. Laurans MS, DiLuna ML, Shin D, et al. Mutational analysis of 206 families with cavernous malformations. J Neurosurg 2003;99:38–43.
. Wu JM, Lin CS, Wang JN, et al. Pulmonary cavernous hemangiomatosis
treated with interferon alfa-2a. Pediatr Cardiol 1996;17:332–4.
. Ienaga H, Takahashi H, Dambara T, et al. Pulmonary cavernous hemangioma–identification of its endothelial cell origin by immunohistological staining. Nihon Kyobu Shikkan Gakkai Zasshi 1996;34:1427–30.
. Kase M, Sakamoto K, Yamagata T, et al. A case of pulmonary cavernous hemangioma: immunohistological examination revealed its endothelial cell origin.
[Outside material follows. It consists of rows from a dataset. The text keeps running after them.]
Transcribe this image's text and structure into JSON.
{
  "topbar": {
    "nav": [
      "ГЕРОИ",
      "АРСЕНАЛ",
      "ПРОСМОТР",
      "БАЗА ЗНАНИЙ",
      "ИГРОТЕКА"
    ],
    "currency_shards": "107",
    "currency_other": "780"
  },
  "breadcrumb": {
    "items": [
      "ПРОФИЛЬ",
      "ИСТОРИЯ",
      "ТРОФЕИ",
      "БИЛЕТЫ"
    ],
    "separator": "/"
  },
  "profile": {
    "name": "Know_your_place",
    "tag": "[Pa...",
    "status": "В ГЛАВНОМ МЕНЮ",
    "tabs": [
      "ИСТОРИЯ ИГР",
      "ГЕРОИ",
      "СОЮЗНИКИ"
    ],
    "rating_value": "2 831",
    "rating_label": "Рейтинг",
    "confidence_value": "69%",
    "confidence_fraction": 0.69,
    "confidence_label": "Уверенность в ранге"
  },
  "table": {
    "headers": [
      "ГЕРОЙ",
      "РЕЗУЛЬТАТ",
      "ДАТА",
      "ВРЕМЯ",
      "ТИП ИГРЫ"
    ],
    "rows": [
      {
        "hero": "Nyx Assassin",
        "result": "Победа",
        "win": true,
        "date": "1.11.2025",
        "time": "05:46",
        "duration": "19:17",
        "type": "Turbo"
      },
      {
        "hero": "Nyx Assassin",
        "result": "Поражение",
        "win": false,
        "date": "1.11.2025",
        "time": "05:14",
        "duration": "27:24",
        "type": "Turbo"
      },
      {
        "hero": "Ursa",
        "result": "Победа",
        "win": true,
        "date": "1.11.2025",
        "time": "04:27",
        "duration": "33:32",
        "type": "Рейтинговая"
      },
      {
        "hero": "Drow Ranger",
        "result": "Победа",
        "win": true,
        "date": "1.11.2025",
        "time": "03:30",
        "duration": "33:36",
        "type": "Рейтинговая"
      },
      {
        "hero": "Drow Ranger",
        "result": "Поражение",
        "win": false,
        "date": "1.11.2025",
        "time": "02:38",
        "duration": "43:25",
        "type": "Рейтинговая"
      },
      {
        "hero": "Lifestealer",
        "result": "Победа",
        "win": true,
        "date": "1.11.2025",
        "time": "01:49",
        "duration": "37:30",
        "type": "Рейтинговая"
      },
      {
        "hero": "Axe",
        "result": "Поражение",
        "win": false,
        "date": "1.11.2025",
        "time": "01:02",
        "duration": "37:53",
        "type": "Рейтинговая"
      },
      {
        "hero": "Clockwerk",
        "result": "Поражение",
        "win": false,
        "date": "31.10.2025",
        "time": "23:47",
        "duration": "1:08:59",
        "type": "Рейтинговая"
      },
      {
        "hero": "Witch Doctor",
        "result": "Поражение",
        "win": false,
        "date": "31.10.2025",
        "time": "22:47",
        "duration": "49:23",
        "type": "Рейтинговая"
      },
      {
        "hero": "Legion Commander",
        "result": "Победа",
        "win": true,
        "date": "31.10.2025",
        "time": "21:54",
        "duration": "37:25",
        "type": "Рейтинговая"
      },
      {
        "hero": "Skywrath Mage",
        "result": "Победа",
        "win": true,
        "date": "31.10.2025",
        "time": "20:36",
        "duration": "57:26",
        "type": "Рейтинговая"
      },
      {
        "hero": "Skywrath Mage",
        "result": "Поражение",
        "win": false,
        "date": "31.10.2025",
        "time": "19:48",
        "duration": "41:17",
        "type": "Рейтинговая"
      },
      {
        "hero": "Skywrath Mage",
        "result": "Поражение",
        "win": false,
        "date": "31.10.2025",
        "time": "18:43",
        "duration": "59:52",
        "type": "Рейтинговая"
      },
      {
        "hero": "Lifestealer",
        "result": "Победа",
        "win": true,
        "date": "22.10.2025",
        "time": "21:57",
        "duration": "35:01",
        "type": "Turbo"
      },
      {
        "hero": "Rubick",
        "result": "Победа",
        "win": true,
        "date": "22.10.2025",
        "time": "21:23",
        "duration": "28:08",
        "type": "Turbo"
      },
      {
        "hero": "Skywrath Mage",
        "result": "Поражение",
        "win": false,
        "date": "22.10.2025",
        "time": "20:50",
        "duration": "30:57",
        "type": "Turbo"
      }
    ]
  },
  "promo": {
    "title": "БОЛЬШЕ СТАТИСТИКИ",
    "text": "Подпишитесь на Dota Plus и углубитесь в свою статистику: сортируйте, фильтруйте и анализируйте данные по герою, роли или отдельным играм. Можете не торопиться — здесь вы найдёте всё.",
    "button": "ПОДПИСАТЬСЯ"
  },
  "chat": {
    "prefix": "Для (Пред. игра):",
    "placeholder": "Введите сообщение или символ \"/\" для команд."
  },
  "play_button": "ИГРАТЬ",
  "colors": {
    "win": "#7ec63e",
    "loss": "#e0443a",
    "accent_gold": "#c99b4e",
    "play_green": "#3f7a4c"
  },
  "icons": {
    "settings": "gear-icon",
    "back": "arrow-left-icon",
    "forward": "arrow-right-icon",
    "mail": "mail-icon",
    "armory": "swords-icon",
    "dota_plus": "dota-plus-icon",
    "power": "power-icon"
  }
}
Kyobu Geka 2000;53:1055–7.
. Fine SW, Whitney KD. Multiple cavernous hemangiomas of the lung: a case report and review of the literature. Arch Pathol Lab Med 2004;128:1439–41.
. Maeda R, Isowa N, Sumitomo S, et al. Pulmonary cavernous hemangioma. Gen Thorac Cardiovasc Surg 2007;55:177–9.
. Basile U, Cavallotti C, Burza A, et al. Cavernous haemangioma of the lung: a case report and review of the literature. Chir Ital 2009;61:213–6.
. Lovrenski A, Panjkovic M, Eri Z, et al. Cavernous hemangioma of the lung. Med Pregl 2011;64:327–30.
. Chen QR, Li H, Hu B, et al. Multiple cavernous hemangiomas of the lung. Ann Thorac Surg 2014;98:1835–7.
. Jia CY, Sun SL, Zhang XK, et al. Pulmonary cavernous hemangioma: a case report. Chinese-German J Clin Oncol 2014;13:549–50.
. Miyamoto U, Tominaga M, Tomimitsu S, et al. A case of multiple pulmonary cavernous hemangioma. Respirol Case Rep 2015;3:29–32.
. Wang C, Chen H, Sun L, et al. Cardiac cavernous hemangioma coexisting with pulmonary cavernous hemangiomas
and giant hepatic hemangioma. Ann Thorac Surg 2017;103:e149.
. Claudon M, Dietrich C, Choi B, et al. Guidelines and good clinical practice recommendations for Contrast Enhanced Ultrasound (CEUS) in the liver - update 2012: A WFUMB-EFSUMB initiative in cooperation with representatives of AFSUMB, AIUM, ASUM, FLAUS and ICUS. Ultrasound Med Biol 2013;39:187–210.
. Bhayana D, Kim TK, Jang HJ, et al. Hypervascular liver masses on contrast-enhanced ultrasound: the importance of washout. AJR Am J Roentgenol 2010;194:977–83.
. Giannetti A, Franci L, Grechi C, et al. Contrast-enhanced sonography in the diagnosis of hepatic hemangiomas: atypical appearance due to the washout of microbubbles. J Clin Ultrasound 2013;41:361–5.
. Dietrich CF, Mertens JC, Braden B, et al. Contrast-enhanced ultrasound of histologically proven liver hemangiomas. Hepatology 2007;45:1139–45.